— SOURCE MATERIAL —

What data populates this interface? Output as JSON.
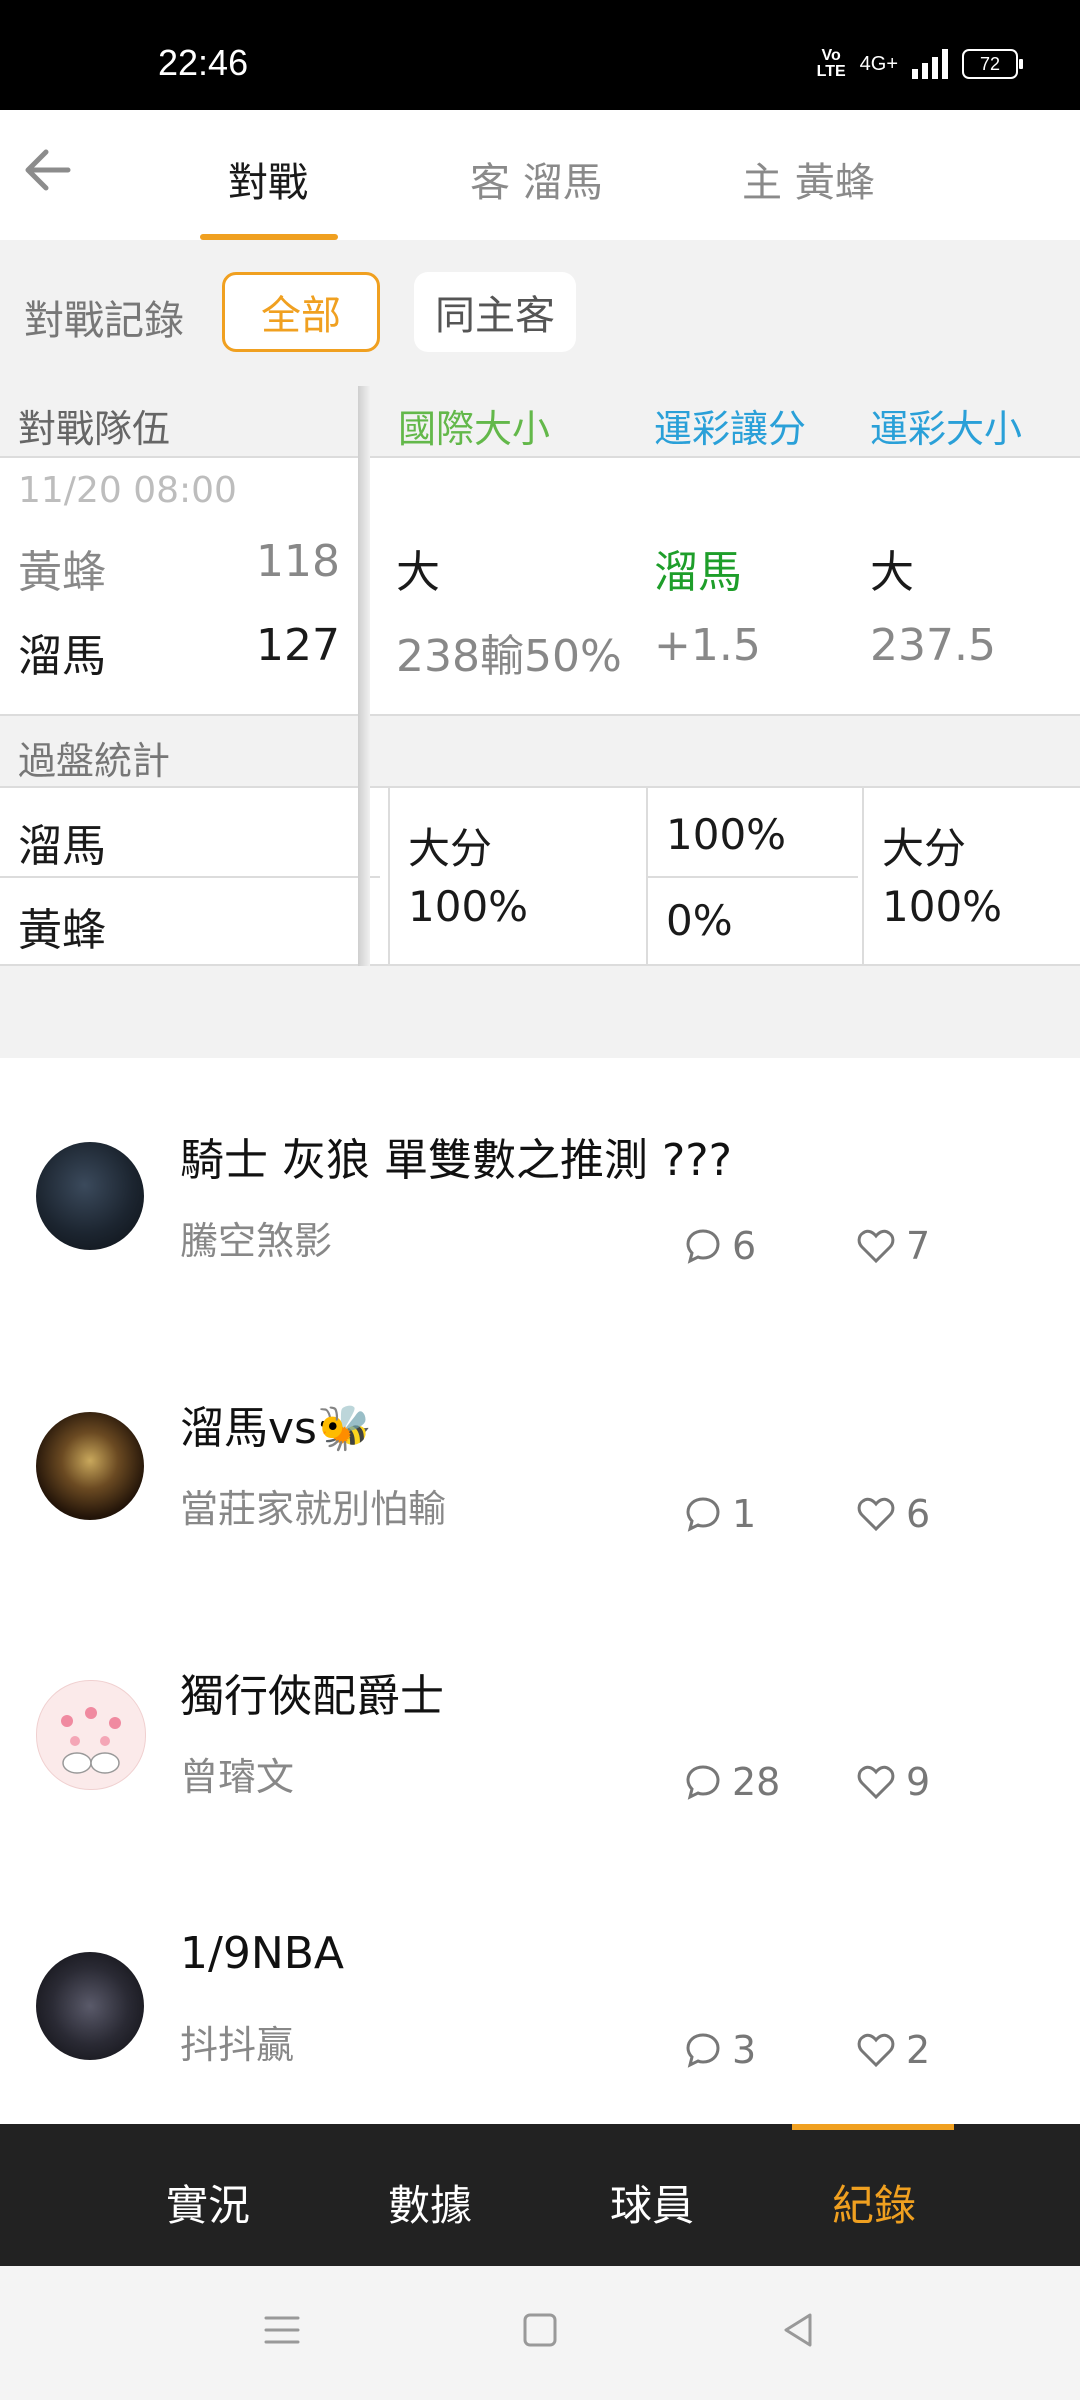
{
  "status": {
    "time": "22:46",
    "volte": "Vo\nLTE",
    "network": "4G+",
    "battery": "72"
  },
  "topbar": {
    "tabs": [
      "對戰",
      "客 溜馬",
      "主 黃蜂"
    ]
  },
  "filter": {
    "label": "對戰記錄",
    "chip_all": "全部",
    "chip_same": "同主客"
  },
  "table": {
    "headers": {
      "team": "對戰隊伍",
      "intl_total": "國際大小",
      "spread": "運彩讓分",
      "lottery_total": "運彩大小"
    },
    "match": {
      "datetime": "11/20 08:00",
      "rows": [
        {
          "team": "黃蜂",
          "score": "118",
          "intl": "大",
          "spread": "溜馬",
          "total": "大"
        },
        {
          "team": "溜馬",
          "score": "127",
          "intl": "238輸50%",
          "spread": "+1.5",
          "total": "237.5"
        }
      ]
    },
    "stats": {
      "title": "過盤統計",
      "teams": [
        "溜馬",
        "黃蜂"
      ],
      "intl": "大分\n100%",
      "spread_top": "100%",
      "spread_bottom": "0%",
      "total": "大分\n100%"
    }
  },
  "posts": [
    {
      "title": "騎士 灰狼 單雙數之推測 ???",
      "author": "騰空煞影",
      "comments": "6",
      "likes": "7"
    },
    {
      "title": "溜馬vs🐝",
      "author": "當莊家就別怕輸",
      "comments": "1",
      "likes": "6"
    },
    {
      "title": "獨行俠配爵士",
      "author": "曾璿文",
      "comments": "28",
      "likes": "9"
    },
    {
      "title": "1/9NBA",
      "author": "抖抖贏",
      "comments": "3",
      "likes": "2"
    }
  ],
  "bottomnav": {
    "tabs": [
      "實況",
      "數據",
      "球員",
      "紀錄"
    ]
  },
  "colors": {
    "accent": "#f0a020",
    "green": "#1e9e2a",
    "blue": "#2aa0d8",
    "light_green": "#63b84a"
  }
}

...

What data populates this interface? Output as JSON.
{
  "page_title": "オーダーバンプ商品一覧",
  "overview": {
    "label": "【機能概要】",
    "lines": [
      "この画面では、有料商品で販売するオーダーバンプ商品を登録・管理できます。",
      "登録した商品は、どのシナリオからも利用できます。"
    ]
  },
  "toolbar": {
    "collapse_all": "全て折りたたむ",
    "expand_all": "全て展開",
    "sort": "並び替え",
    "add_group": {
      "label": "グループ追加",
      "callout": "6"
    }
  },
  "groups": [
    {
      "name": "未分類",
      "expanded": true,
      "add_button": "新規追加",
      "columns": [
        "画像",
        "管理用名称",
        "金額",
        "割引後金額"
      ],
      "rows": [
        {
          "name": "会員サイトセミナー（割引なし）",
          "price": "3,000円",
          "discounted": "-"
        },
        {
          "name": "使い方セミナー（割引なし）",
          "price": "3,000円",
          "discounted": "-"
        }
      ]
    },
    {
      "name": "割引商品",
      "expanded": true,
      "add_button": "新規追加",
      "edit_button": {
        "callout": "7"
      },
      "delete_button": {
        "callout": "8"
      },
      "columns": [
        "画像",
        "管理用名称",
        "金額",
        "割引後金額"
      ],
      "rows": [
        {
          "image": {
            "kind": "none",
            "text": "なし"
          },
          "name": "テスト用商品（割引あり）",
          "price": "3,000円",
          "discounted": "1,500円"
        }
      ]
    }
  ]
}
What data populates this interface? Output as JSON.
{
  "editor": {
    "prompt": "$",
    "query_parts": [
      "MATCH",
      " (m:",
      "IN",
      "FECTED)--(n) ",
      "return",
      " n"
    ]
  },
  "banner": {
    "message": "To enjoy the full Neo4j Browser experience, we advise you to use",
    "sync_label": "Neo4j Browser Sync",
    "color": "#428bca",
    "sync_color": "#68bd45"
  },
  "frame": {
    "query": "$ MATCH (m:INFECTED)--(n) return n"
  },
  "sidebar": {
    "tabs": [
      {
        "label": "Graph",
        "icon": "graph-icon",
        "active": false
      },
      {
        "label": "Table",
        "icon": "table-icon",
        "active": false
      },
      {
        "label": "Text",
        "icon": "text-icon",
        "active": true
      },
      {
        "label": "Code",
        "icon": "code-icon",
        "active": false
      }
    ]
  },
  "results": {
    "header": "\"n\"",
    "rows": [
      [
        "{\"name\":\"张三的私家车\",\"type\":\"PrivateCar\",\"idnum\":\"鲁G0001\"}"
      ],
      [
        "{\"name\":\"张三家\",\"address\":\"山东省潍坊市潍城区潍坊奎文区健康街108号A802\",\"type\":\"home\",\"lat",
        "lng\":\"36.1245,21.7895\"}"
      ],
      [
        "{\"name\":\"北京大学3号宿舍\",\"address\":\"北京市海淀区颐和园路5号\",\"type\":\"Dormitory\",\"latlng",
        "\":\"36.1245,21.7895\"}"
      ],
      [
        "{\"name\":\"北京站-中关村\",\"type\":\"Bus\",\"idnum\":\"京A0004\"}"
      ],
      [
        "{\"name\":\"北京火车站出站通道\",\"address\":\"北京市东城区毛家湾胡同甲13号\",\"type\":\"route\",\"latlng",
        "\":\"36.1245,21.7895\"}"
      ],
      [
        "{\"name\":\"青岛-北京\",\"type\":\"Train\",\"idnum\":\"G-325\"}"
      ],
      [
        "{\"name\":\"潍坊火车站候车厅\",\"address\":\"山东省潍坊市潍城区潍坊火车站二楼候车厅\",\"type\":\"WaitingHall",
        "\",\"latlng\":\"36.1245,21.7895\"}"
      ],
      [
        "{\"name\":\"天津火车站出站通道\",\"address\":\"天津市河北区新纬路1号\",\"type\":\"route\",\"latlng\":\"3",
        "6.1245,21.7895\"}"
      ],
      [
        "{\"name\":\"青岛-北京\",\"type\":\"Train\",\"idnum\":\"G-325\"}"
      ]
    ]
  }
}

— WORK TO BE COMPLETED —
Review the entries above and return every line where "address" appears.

— SOLUTION FOR THIS EXERCISE —
        "{\"name\":\"张三家\",\"address\":\"山东省潍坊市潍城区潍坊奎文区健康街108号A802\",\"type\":\"home\",\"lat",
        "{\"name\":\"北京大学3号宿舍\",\"address\":\"北京市海淀区颐和园路5号\",\"type\":\"Dormitory\",\"latlng",
        "{\"name\":\"北京火车站出站通道\",\"address\":\"北京市东城区毛家湾胡同甲13号\",\"type\":\"route\",\"latlng",
        "{\"name\":\"潍坊火车站候车厅\",\"address\":\"山东省潍坊市潍城区潍坊火车站二楼候车厅\",\"type\":\"WaitingHall",
        "{\"name\":\"天津火车站出站通道\",\"address\":\"天津市河北区新纬路1号\",\"type\":\"route\",\"latlng\":\"3",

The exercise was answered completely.